#1

Hope this finds everyone well. I’ve been an internet lurker for some time and just joined the community this week, thanks for reading my first post. I came across a video on this subject and I’d like to share it as it might prove incredibly useful at the bench and I’m curious to see what conversation this might spark regards to its usefulness for protecting elements of a piece you don’t want overheated. I’ve only just discovered it and haven’t had an opportunity to try it myself.

Starlight is a puddy that is capable of resisting incredibly high temperatures while shielding anything behind it from the heat as well. In the video I’ll link to this fellow applies a torch to his hand, among other things, at length with nothing more than what looks like a bit of tortilla.

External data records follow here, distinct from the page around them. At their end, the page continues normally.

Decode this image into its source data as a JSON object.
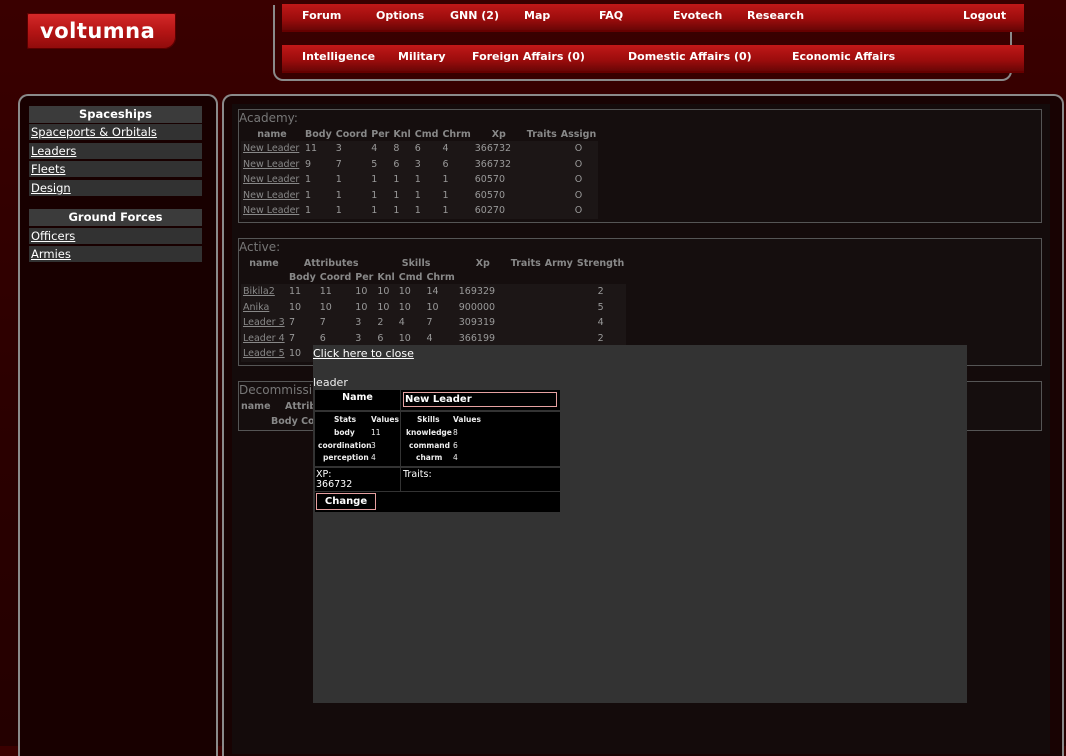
{
  "brand": {
    "name": "voltumna"
  },
  "nav": {
    "top": [
      {
        "label": "Forum"
      },
      {
        "label": "Options"
      },
      {
        "label": "GNN (2)"
      },
      {
        "label": "Map"
      },
      {
        "label": "FAQ"
      },
      {
        "label": "Evotech"
      },
      {
        "label": "Research"
      },
      {
        "label": "Logout"
      }
    ],
    "bottom": [
      {
        "label": "Intelligence"
      },
      {
        "label": "Military"
      },
      {
        "label": "Foreign Affairs (0)"
      },
      {
        "label": "Domestic Affairs (0)"
      },
      {
        "label": "Economic Affairs"
      }
    ]
  },
  "sidebar": {
    "spaceships_heading": "Spaceships",
    "spaceships": [
      {
        "label": "Spaceports & Orbitals"
      },
      {
        "label": "Leaders"
      },
      {
        "label": "Fleets"
      },
      {
        "label": "Design"
      }
    ],
    "ground_heading": "Ground Forces",
    "ground": [
      {
        "label": "Officers"
      },
      {
        "label": "Armies"
      }
    ]
  },
  "academy": {
    "title": "Academy:",
    "headers": [
      "name",
      "Body",
      "Coord",
      "Per",
      "Knl",
      "Cmd",
      "Chrm",
      "Xp",
      "Traits",
      "Assign"
    ],
    "rows": [
      [
        "New Leader",
        "11",
        "3",
        "4",
        "8",
        "6",
        "4",
        "366732",
        "",
        "O"
      ],
      [
        "New Leader",
        "9",
        "7",
        "5",
        "6",
        "3",
        "6",
        "366732",
        "",
        "O"
      ],
      [
        "New Leader",
        "1",
        "1",
        "1",
        "1",
        "1",
        "1",
        "60570",
        "",
        "O"
      ],
      [
        "New Leader",
        "1",
        "1",
        "1",
        "1",
        "1",
        "1",
        "60570",
        "",
        "O"
      ],
      [
        "New Leader",
        "1",
        "1",
        "1",
        "1",
        "1",
        "1",
        "60270",
        "",
        "O"
      ]
    ]
  },
  "active": {
    "title": "Active:",
    "group_headers": [
      "name",
      "Attributes",
      "Skills",
      "Xp",
      "Traits",
      "Army",
      "Strength"
    ],
    "sub_headers": [
      "Body",
      "Coord",
      "Per",
      "Knl",
      "Cmd",
      "Chrm"
    ],
    "rows": [
      [
        "Bikila2",
        "11",
        "11",
        "10",
        "10",
        "10",
        "14",
        "169329",
        "",
        "",
        "2"
      ],
      [
        "Anika",
        "10",
        "10",
        "10",
        "10",
        "10",
        "10",
        "900000",
        "",
        "",
        "5"
      ],
      [
        "Leader 3",
        "7",
        "7",
        "3",
        "2",
        "4",
        "7",
        "309319",
        "",
        "",
        "4"
      ],
      [
        "Leader 4",
        "7",
        "6",
        "3",
        "6",
        "10",
        "4",
        "366199",
        "",
        "",
        "2"
      ],
      [
        "Leader 5",
        "10",
        "",
        "",
        "",
        "",
        "",
        "",
        "",
        "",
        ""
      ]
    ]
  },
  "decommissioned": {
    "title": "Decommissi",
    "h1": "name",
    "h2": "Attrib",
    "h3": "Body Co"
  },
  "popup": {
    "close_label": "Click here to close",
    "label": "leader",
    "name_label": "Name",
    "name_value": "New Leader",
    "stats_header": "Stats",
    "values_header": "Values",
    "skills_header": "Skills",
    "stats": [
      {
        "k": "body",
        "v": "11"
      },
      {
        "k": "coordination",
        "v": "3"
      },
      {
        "k": "perception",
        "v": "4"
      }
    ],
    "skills": [
      {
        "k": "knowledge",
        "v": "8"
      },
      {
        "k": "command",
        "v": "6"
      },
      {
        "k": "charm",
        "v": "4"
      }
    ],
    "xp_label": "XP:",
    "xp_value": "366732",
    "traits_label": "Traits:",
    "change_label": "Change"
  }
}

Starlight is the name given to the material by its inventor, there’s an odd story behind it and, secrecy behind it’s composition and it’s reasons for never becoming commercially viable but it’s become a bit of an internet phenomenon in the last few weeks after some one managed to create a facsimile and it’s spurred a lot of people to explore it further.

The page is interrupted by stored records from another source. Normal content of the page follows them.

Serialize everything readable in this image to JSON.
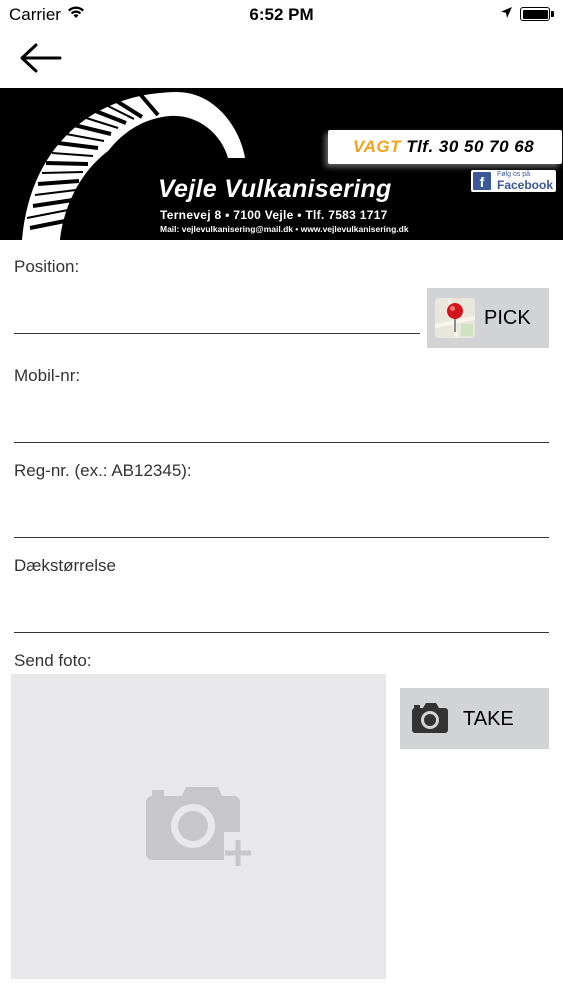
{
  "status_bar": {
    "carrier": "Carrier",
    "time": "6:52 PM"
  },
  "nav": {
    "back_icon": "arrow-left-icon"
  },
  "banner": {
    "vagt_word": "VAGT",
    "vagt_phone": " Tlf. 30 50 70 68",
    "facebook_small": "Følg os på",
    "facebook_name": "Facebook",
    "company_name": "Vejle Vulkanisering",
    "address": "Ternevej 8 • 7100 Vejle • Tlf. 7583 1717",
    "mail": "Mail: vejlevulkanisering@mail.dk • www.vejlevulkanisering.dk",
    "accent_color": "#f5a21b"
  },
  "form": {
    "position": {
      "label": "Position:",
      "value": ""
    },
    "pick_button": {
      "label": "PICK",
      "icon": "map-pin-icon"
    },
    "mobile": {
      "label": "Mobil-nr:",
      "value": ""
    },
    "reg": {
      "label": "Reg-nr. (ex.: AB12345):",
      "value": ""
    },
    "tire_size": {
      "label": "Dækstørrelse",
      "value": ""
    },
    "photo": {
      "label": "Send foto:",
      "placeholder_icon": "add-photo-icon",
      "take_button": {
        "label": "TAKE",
        "icon": "camera-icon"
      }
    }
  },
  "colors": {
    "button_bg": "#d2d3d5",
    "photo_bg": "#e8e8ea"
  }
}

The first version shown in the clip below from Night Hawk Projects can be made at home using a bit of baking soda, cornstarch or flour and PVA glue as a binder. As a flame is put to the starch/flour creates a layer of carbon that deflects the heat while the baking soda produces CO2. He provides some explanation of the chemical mechanisms at work as he understands it.

A Super-Material You Can Make In Your Kitchen

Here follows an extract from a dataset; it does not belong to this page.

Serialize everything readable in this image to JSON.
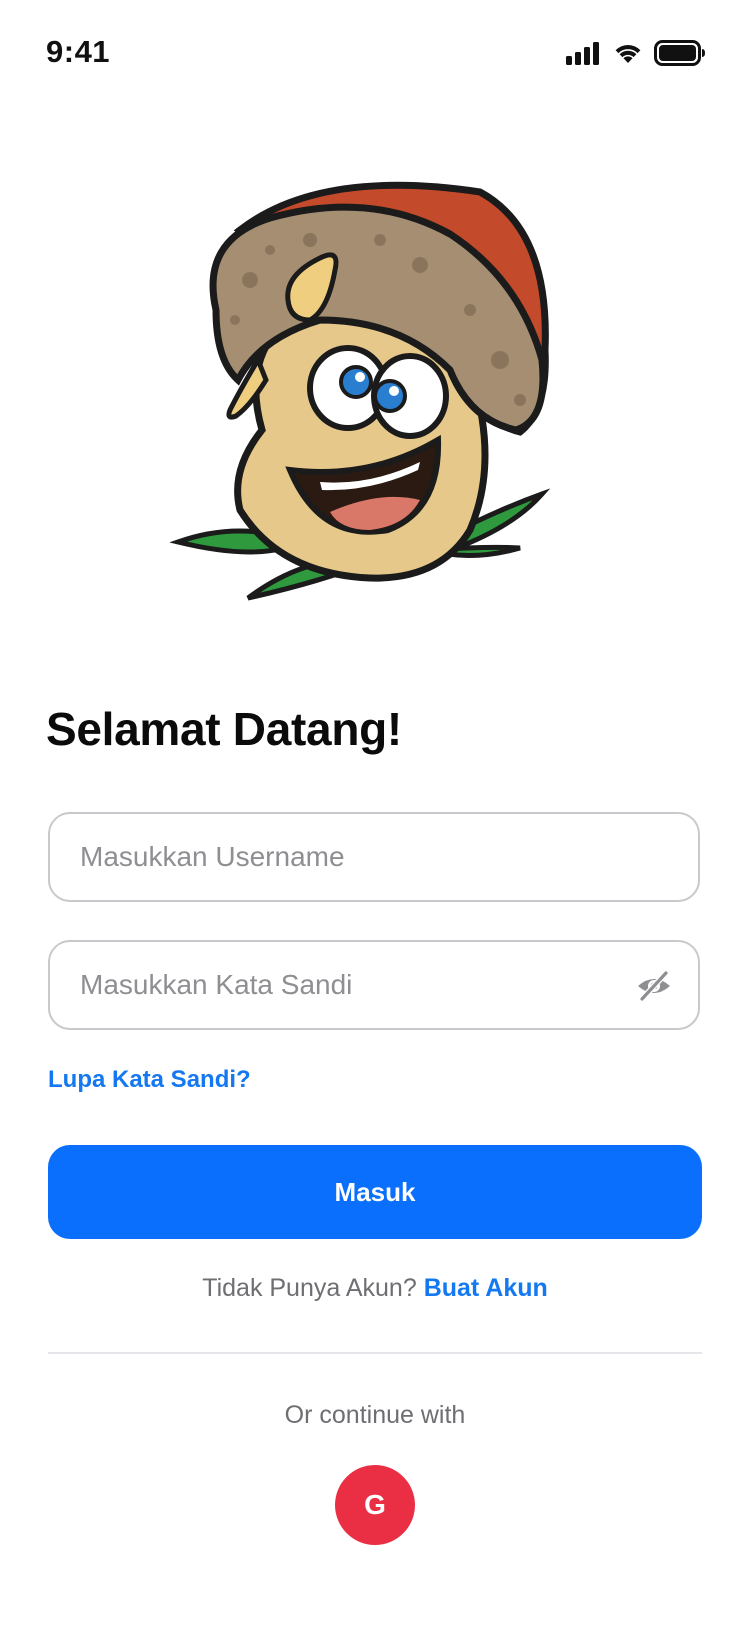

#2

As just a new member of Ganoksin.com from 20 minutes ago, clicking on this video is the first action I made. And in my own opinion, it might just has repaid my membership for that solution against soldering a piece of jewelry set with, say, a pearl. The question is: it protect against direct heat but does this material protects from dissipated heat as we torch flame is applied on the ring shank in order to solder, dissipating the heat along the metal up to the heat sensitive material (pearl in that case).


#3

This material does not conduct heat, thus it will not draw the heat away from the shank. You need something that acts as a heat sink, not as an insulator.
That said, if at all possible it’s always best to remove pearls before soldering. It doesn’t take much heat to damage a pearl.


#4

I regularly use a hollowed out small (new) potato to protect pearls from certain death while soldering. Extra damp material to seal up all the cracks between the two halves. With several dressmakers pins to secure the halves together, the potato itself is quite handy as a dexterous holder while soldering. Primarily I work with large 13mm +Tahitian pearls.

Eileen

Pictures are of an early experiments with a sacrificial pearl and 14rgf wire + rgf medium solder


#5

The person with torch against hand is braver than id be. The pearl and potato method ill have to try sometime. Thank you.
Aaron


#6

Aaron,

there are a couple of inches between flame and hand. The potato remains cool to touch where the flame isn’t aimed. The torch is focused at the joint to solder, parallel the top seam of the potato - not at the in seam. It’s shooting into space, past the potato and embedded pearl. I’ve gone thru a couple of bags of potatoes soldering, and never felt the hellish wrath of my torch. I’ve also used it on really nice rings with tourmalines and emeralds.

Eileen